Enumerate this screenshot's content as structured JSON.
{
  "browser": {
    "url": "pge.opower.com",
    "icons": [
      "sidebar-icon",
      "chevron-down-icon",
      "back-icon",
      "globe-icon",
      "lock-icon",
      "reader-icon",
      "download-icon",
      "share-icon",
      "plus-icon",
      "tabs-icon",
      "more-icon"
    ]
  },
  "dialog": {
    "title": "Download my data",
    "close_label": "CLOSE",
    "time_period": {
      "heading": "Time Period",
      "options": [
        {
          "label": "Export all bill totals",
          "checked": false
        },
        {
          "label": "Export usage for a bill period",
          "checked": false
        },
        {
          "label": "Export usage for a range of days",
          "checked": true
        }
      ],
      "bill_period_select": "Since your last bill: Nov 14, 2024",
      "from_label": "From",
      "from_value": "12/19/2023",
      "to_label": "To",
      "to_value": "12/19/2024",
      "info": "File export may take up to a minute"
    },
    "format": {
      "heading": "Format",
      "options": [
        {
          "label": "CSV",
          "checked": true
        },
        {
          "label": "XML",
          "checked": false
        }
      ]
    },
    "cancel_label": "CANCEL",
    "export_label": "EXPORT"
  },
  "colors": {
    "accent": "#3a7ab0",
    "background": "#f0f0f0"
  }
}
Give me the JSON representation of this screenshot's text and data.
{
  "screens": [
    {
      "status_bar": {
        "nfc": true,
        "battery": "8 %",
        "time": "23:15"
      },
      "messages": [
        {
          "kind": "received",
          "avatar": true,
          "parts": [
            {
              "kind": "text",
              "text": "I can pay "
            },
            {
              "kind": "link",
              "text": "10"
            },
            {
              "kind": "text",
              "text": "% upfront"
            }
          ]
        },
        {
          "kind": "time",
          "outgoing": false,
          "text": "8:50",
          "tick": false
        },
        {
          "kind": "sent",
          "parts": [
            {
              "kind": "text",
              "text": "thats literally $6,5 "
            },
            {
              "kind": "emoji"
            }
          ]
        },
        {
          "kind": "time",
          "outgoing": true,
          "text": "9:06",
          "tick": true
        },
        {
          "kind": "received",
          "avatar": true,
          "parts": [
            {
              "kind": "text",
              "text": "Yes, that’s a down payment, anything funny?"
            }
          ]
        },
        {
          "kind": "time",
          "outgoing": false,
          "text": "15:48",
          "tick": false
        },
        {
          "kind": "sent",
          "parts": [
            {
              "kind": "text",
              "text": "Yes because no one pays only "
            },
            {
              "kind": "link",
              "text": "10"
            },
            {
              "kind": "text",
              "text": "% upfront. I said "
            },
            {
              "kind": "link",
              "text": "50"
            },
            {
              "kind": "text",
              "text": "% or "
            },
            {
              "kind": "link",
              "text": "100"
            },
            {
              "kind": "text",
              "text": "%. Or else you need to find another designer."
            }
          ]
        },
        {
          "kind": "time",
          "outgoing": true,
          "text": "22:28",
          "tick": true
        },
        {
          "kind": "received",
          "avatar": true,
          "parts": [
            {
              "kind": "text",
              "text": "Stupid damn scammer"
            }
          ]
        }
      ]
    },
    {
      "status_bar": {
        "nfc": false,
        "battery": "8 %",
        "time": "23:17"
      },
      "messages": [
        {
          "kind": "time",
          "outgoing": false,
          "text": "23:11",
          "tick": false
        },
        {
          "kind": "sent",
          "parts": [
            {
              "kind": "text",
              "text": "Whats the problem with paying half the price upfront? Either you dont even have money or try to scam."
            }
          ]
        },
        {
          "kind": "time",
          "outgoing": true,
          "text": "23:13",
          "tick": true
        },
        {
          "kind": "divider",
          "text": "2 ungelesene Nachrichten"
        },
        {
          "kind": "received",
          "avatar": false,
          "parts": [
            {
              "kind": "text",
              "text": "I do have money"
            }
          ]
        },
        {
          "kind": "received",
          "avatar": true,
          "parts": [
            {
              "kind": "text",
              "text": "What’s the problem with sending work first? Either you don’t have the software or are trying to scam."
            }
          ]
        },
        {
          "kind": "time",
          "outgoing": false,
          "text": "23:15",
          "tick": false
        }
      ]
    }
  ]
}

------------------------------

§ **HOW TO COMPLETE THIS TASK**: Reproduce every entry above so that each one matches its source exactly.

§ **TASK RESPONSE**:
Enumerate this screenshot's content as structured JSON.
{
  "browser": {
    "url": "pge.opower.com",
    "icons": [
      "sidebar-icon",
      "chevron-down-icon",
      "back-icon",
      "globe-icon",
      "lock-icon",
      "reader-icon",
      "download-icon",
      "share-icon",
      "plus-icon",
      "tabs-icon",
      "more-icon"
    ]
  },
  "dialog": {
    "title": "Download my data",
    "close_label": "CLOSE",
    "time_period": {
      "heading": "Time Period",
      "options": [
        {
          "label": "Export all bill totals",
          "checked": false
        },
        {
          "label": "Export usage for a bill period",
          "checked": false
        },
        {
          "label": "Export usage for a range of days",
          "checked": true
        }
      ],
      "bill_period_select": "Since your last bill: Nov 14, 2024",
      "from_label": "From",
      "from_value": "12/19/2023",
      "to_label": "To",
      "to_value": "12/19/2024",
      "info": "File export may take up to a minute"
    },
    "format": {
      "heading": "Format",
      "options": [
        {
          "label": "CSV",
          "checked": true
        },
        {
          "label": "XML",
          "checked": false
        }
      ]
    },
    "cancel_label": "CANCEL",
    "export_label": "EXPORT"
  },
  "colors": {
    "accent": "#3a7ab0",
    "background": "#f0f0f0"
  }
}
Give me the JSON representation of this screenshot's text and data.
{
  "screens": [
    {
      "status_bar": {
        "nfc": true,
        "battery": "8 %",
        "time": "23:15"
      },
      "messages": [
        {
          "kind": "received",
          "avatar": true,
          "parts": [
            {
              "kind": "text",
              "text": "I can pay "
            },
            {
              "kind": "link",
              "text": "10"
            },
            {
              "kind": "text",
              "text": "% upfront"
            }
          ]
        },
        {
          "kind": "time",
          "outgoing": false,
          "text": "8:50",
          "tick": false
        },
        {
          "kind": "sent",
          "parts": [
            {
              "kind": "text",
              "text": "thats literally $6,5 "
            },
            {
              "kind": "emoji"
            }
          ]
        },
        {
          "kind": "time",
          "outgoing": true,
          "text": "9:06",
          "tick": true
        },
        {
          "kind": "received",
          "avatar": true,
          "parts": [
            {
              "kind": "text",
              "text": "Yes, that’s a down payment, anything funny?"
            }
          ]
        },
        {
          "kind": "time",
          "outgoing": false,
          "text": "15:48",
          "tick": false
        },
        {
          "kind": "sent",
          "parts": [
            {
              "kind": "text",
              "text": "Yes because no one pays only "
            },
            {
              "kind": "link",
              "text": "10"
            },
            {
              "kind": "text",
              "text": "% upfront. I said "
            },
            {
              "kind": "link",
              "text": "50"
            },
            {
              "kind": "text",
              "text": "% or "
            },
            {
              "kind": "link",
              "text": "100"
            },
            {
              "kind": "text",
              "text": "%. Or else you need to find another designer."
            }
          ]
        },
        {
          "kind": "time",
          "outgoing": true,
          "text": "22:28",
          "tick": true
        },
        {
          "kind": "received",
          "avatar": true,
          "parts": [
            {
              "kind": "text",
              "text": "Stupid damn scammer"
            }
          ]
        }
      ]
    },
    {
      "status_bar": {
        "nfc": false,
        "battery": "8 %",
        "time": "23:17"
      },
      "messages": [
        {
          "kind": "time",
          "outgoing": false,
          "text": "23:11",
          "tick": false
        },
        {
          "kind": "sent",
          "parts": [
            {
              "kind": "text",
              "text": "Whats the problem with paying half the price upfront? Either you dont even have money or try to scam."
            }
          ]
        },
        {
          "kind": "time",
          "outgoing": true,
          "text": "23:13",
          "tick": true
        },
        {
          "kind": "divider",
          "text": "2 ungelesene Nachrichten"
        },
        {
          "kind": "received",
          "avatar": false,
          "parts": [
            {
              "kind": "text",
              "text": "I do have money"
            }
          ]
        },
        {
          "kind": "received",
          "avatar": true,
          "parts": [
            {
              "kind": "text",
              "text": "What’s the problem with sending work first? Either you don’t have the software or are trying to scam."
            }
          ]
        },
        {
          "kind": "time",
          "outgoing": false,
          "text": "23:15",
          "tick": false
        }
      ]
    }
  ]
}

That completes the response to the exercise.